*Try it*: Select the lines below containing the word "Razer".

--- Information shown Enclosed Below ---

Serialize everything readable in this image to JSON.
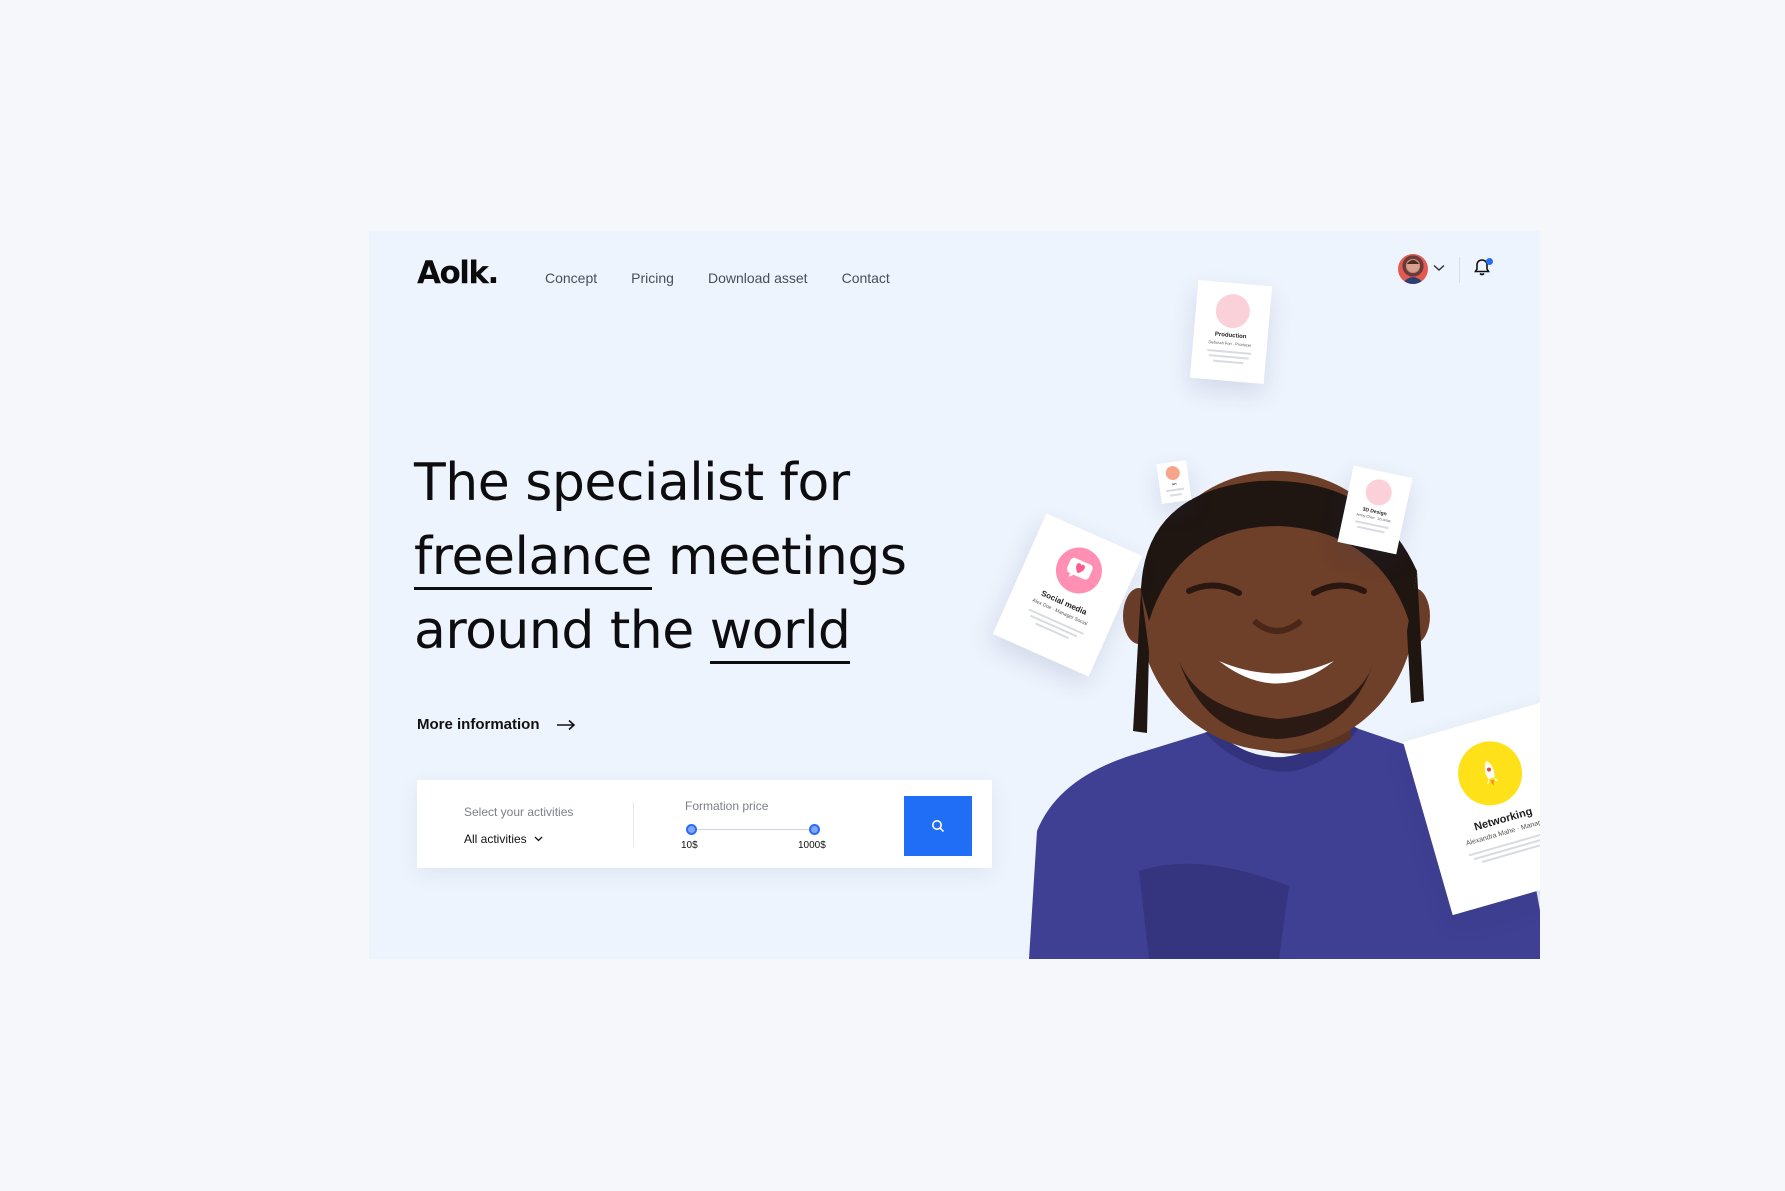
{
  "brand": {
    "logo": "Aolk."
  },
  "nav": {
    "items": [
      {
        "label": "Concept"
      },
      {
        "label": "Pricing"
      },
      {
        "label": "Download asset"
      },
      {
        "label": "Contact"
      }
    ]
  },
  "header": {
    "avatar_icon": "user-avatar",
    "chevron_icon": "chevron-down-icon",
    "notification_icon": "bell-icon",
    "notification_badge_color": "#2b6cf6"
  },
  "hero": {
    "line1": "The specialist for",
    "line2_underlined": "freelance",
    "line2_rest": " meetings",
    "line3_rest": "around the ",
    "line3_underlined": "world",
    "cta_label": "More information",
    "cta_icon": "arrow-right-icon"
  },
  "search": {
    "activities_label": "Select your activities",
    "activities_value": "All activities",
    "price_label": "Formation price",
    "price_min": "10$",
    "price_max": "1000$",
    "button_icon": "search-icon",
    "accent_color": "#1f6ef5"
  },
  "cards": {
    "production": {
      "title": "Production",
      "sub": "Deborah Fon · Producer"
    },
    "tiny": {
      "title": "Art"
    },
    "design3d": {
      "title": "3D Design",
      "sub": "Jenny Chen · 3D Artist"
    },
    "social": {
      "title": "Social media",
      "sub": "Alex Doe · Manager Social"
    },
    "network": {
      "title": "Networking",
      "sub": "Alexandra Mahe · Manager"
    }
  }
}
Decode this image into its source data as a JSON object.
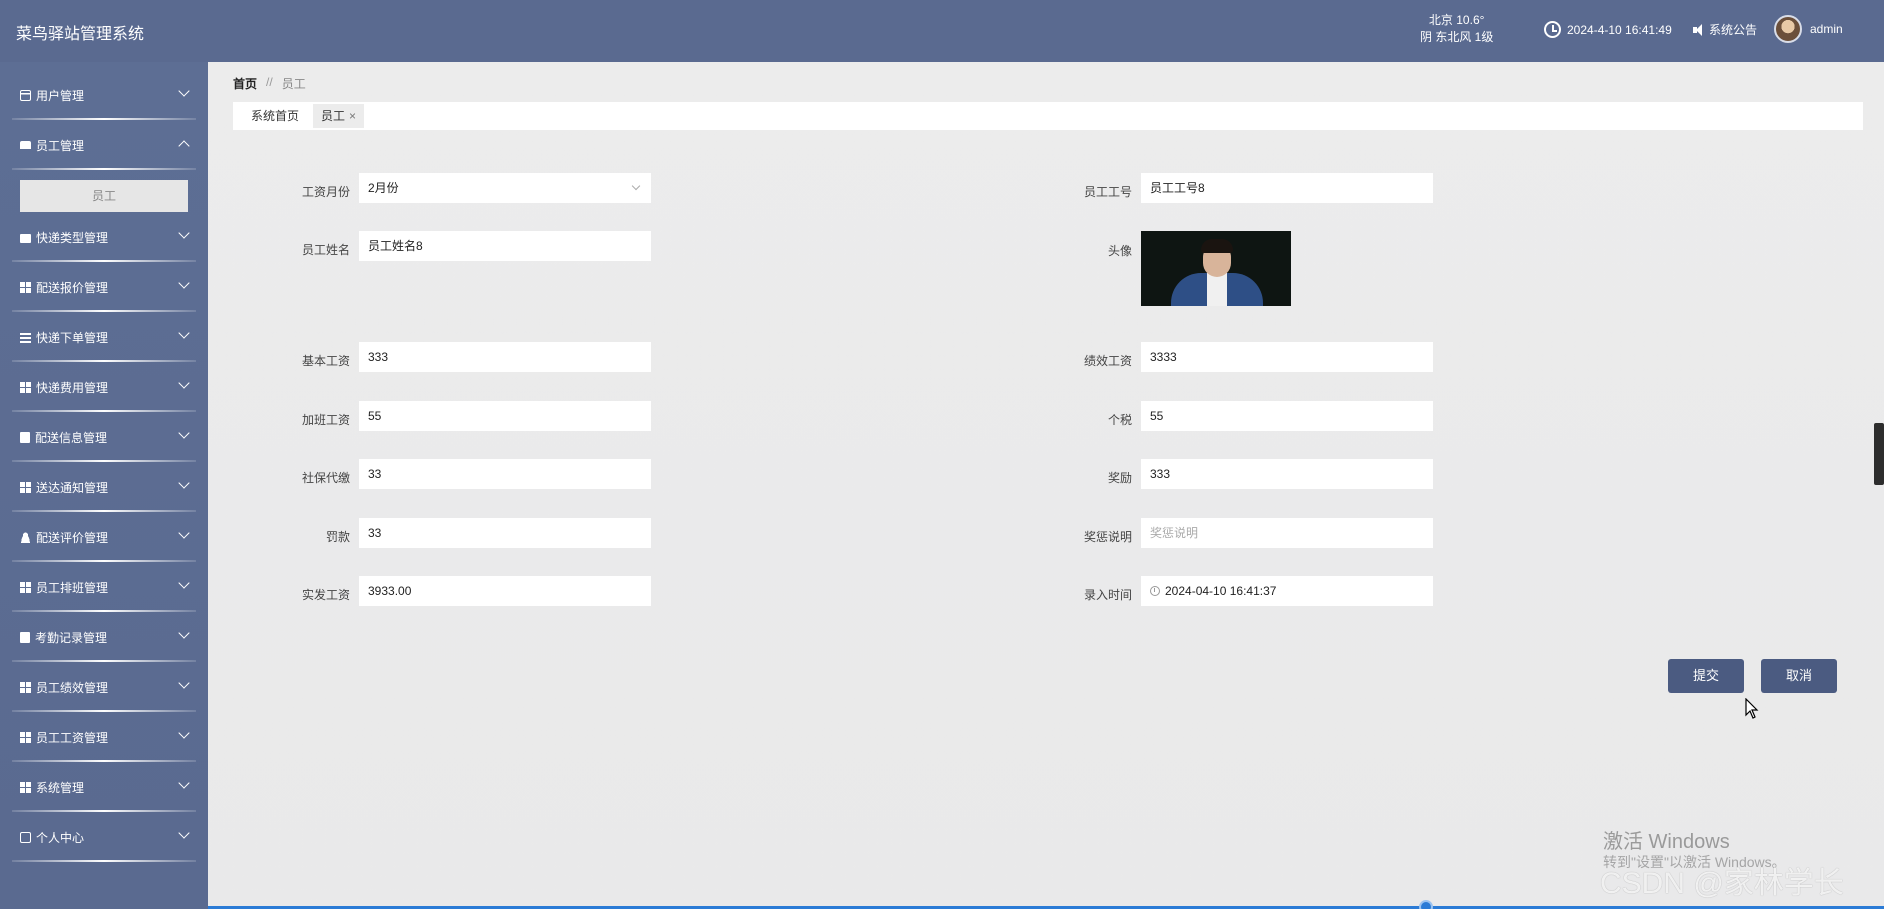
{
  "app": {
    "title": "菜鸟驿站管理系统"
  },
  "header": {
    "weather_line1": "北京  10.6°",
    "weather_line2": "阴  东北风  1级",
    "datetime": "2024-4-10 16:41:49",
    "notice_label": "系统公告",
    "username": "admin"
  },
  "sidebar": {
    "items": [
      {
        "label": "用户管理",
        "icon": "user-card-icon"
      },
      {
        "label": "员工管理",
        "icon": "pin-icon",
        "expanded": true
      },
      {
        "label": "快递类型管理",
        "icon": "bag-icon"
      },
      {
        "label": "配送报价管理",
        "icon": "grid-icon"
      },
      {
        "label": "快递下单管理",
        "icon": "list-icon"
      },
      {
        "label": "快递费用管理",
        "icon": "grid-icon"
      },
      {
        "label": "配送信息管理",
        "icon": "clipboard-icon"
      },
      {
        "label": "送达通知管理",
        "icon": "grid-icon"
      },
      {
        "label": "配送评价管理",
        "icon": "person-icon"
      },
      {
        "label": "员工排班管理",
        "icon": "grid-icon"
      },
      {
        "label": "考勤记录管理",
        "icon": "clipboard-icon"
      },
      {
        "label": "员工绩效管理",
        "icon": "grid-icon"
      },
      {
        "label": "员工工资管理",
        "icon": "grid-icon"
      },
      {
        "label": "系统管理",
        "icon": "grid-icon"
      },
      {
        "label": "个人中心",
        "icon": "card-icon"
      }
    ],
    "submenu_label": "员工"
  },
  "breadcrumb": {
    "home": "首页",
    "sep": "//",
    "current": "员工"
  },
  "tabs": [
    {
      "label": "系统首页"
    },
    {
      "label": "员工",
      "close": "×"
    }
  ],
  "form": {
    "salary_month": {
      "label": "工资月份",
      "value": "2月份"
    },
    "employee_no": {
      "label": "员工工号",
      "value": "员工工号8"
    },
    "employee_name": {
      "label": "员工姓名",
      "value": "员工姓名8"
    },
    "avatar": {
      "label": "头像"
    },
    "base_salary": {
      "label": "基本工资",
      "value": "333"
    },
    "performance_salary": {
      "label": "绩效工资",
      "value": "3333"
    },
    "overtime_pay": {
      "label": "加班工资",
      "value": "55"
    },
    "income_tax": {
      "label": "个税",
      "value": "55"
    },
    "social_security": {
      "label": "社保代缴",
      "value": "33"
    },
    "bonus": {
      "label": "奖励",
      "value": "333"
    },
    "fine": {
      "label": "罚款",
      "value": "33"
    },
    "reward_note": {
      "label": "奖惩说明",
      "placeholder": "奖惩说明"
    },
    "net_pay": {
      "label": "实发工资",
      "value": "3933.00"
    },
    "entry_time": {
      "label": "录入时间",
      "value": "2024-04-10 16:41:37"
    }
  },
  "buttons": {
    "submit": "提交",
    "cancel": "取消"
  },
  "watermark": {
    "activate_title": "激活 Windows",
    "activate_sub": "转到\"设置\"以激活 Windows。",
    "csdn": "CSDN @家林学长"
  },
  "colors": {
    "primary": "#5a6a90",
    "button": "#4b5b81",
    "background": "#ececec"
  }
}
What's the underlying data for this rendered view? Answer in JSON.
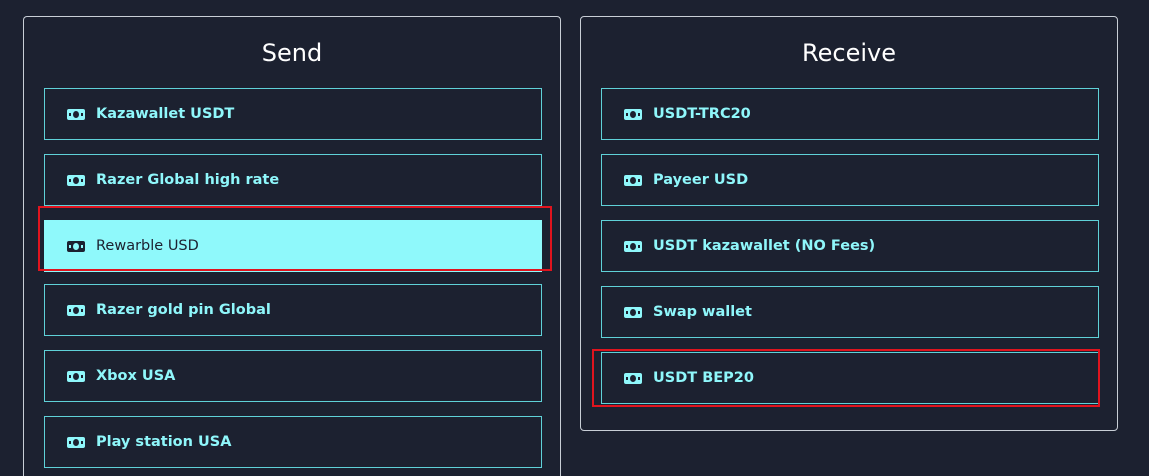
{
  "send": {
    "title": "Send",
    "items": [
      {
        "label": "Kazawallet USDT"
      },
      {
        "label": "Razer Global high rate"
      },
      {
        "label": "Rewarble USD"
      },
      {
        "label": "Razer gold pin Global"
      },
      {
        "label": "Xbox USA"
      },
      {
        "label": "Play station USA"
      }
    ],
    "selected": "Rewarble USD"
  },
  "receive": {
    "title": "Receive",
    "items": [
      {
        "label": "USDT-TRC20"
      },
      {
        "label": "Payeer USD"
      },
      {
        "label": "USDT kazawallet (NO Fees)"
      },
      {
        "label": "Swap wallet"
      },
      {
        "label": "USDT BEP20"
      }
    ]
  },
  "icons": {
    "option": "money-bill-icon"
  },
  "colors": {
    "background": "#1c2130",
    "accent": "#8ff7fb",
    "highlight": "#e0141e"
  }
}
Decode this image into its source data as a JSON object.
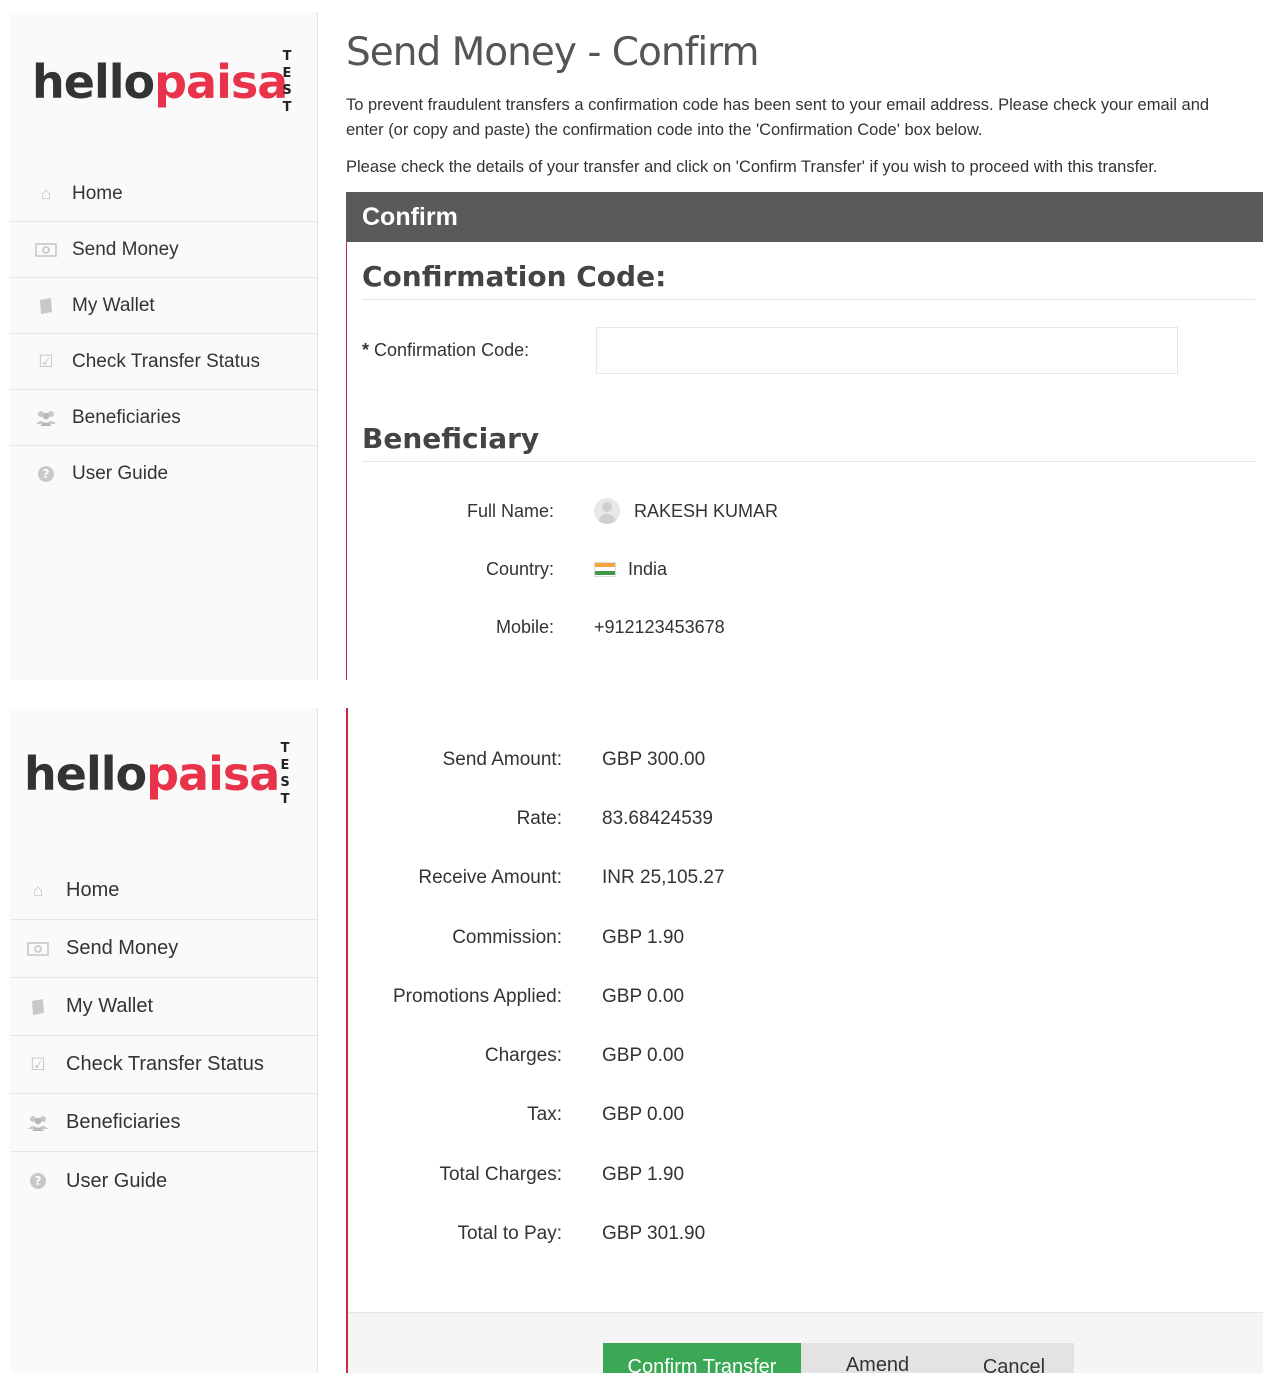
{
  "brand": {
    "logo_hello": "hello",
    "logo_paisa": "paisa",
    "env_letters": [
      "T",
      "E",
      "S",
      "T"
    ]
  },
  "sidebar": {
    "items": [
      {
        "label": "Home",
        "icon": "home-icon"
      },
      {
        "label": "Send Money",
        "icon": "money-icon"
      },
      {
        "label": "My Wallet",
        "icon": "wallet-icon"
      },
      {
        "label": "Check Transfer Status",
        "icon": "check-icon"
      },
      {
        "label": "Beneficiaries",
        "icon": "users-icon"
      },
      {
        "label": "User Guide",
        "icon": "question-icon"
      }
    ]
  },
  "page": {
    "title": "Send Money - Confirm",
    "intro_1": "To prevent fraudulent transfers a confirmation code has been sent to your email address. Please check your email and enter (or copy and paste) the confirmation code into the 'Confirmation Code' box below.",
    "intro_2": "Please check the details of your transfer and click on 'Confirm Transfer' if you wish to proceed with this transfer.",
    "section_bar": "Confirm"
  },
  "confirmation": {
    "section_title": "Confirmation Code:",
    "field_required": "*",
    "field_label": "Confirmation Code:",
    "field_value": ""
  },
  "beneficiary": {
    "section_title": "Beneficiary",
    "full_name_label": "Full Name:",
    "full_name": "RAKESH KUMAR",
    "country_label": "Country:",
    "country": "India",
    "mobile_label": "Mobile:",
    "mobile": "+912123453678"
  },
  "amounts": [
    {
      "label": "Send Amount:",
      "value": "GBP 300.00"
    },
    {
      "label": "Rate:",
      "value": "83.68424539"
    },
    {
      "label": "Receive Amount:",
      "value": "INR 25,105.27"
    },
    {
      "label": "Commission:",
      "value": "GBP 1.90"
    },
    {
      "label": "Promotions Applied:",
      "value": "GBP 0.00"
    },
    {
      "label": "Charges:",
      "value": "GBP 0.00"
    },
    {
      "label": "Tax:",
      "value": "GBP 0.00"
    },
    {
      "label": "Total Charges:",
      "value": "GBP 1.90"
    },
    {
      "label": "Total to Pay:",
      "value": "GBP 301.90"
    }
  ],
  "actions": {
    "confirm": "Confirm Transfer",
    "amend": "Amend Details",
    "cancel": "Cancel"
  },
  "colors": {
    "brand_red": "#e8334a",
    "confirm_green": "#3aa854",
    "section_bar": "#5a5a5a",
    "accent_border": "#c92b3d"
  }
}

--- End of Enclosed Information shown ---

*Answer to this exercise*:
        "label": "Razer Global high rate"
        "label": "Razer gold pin Global"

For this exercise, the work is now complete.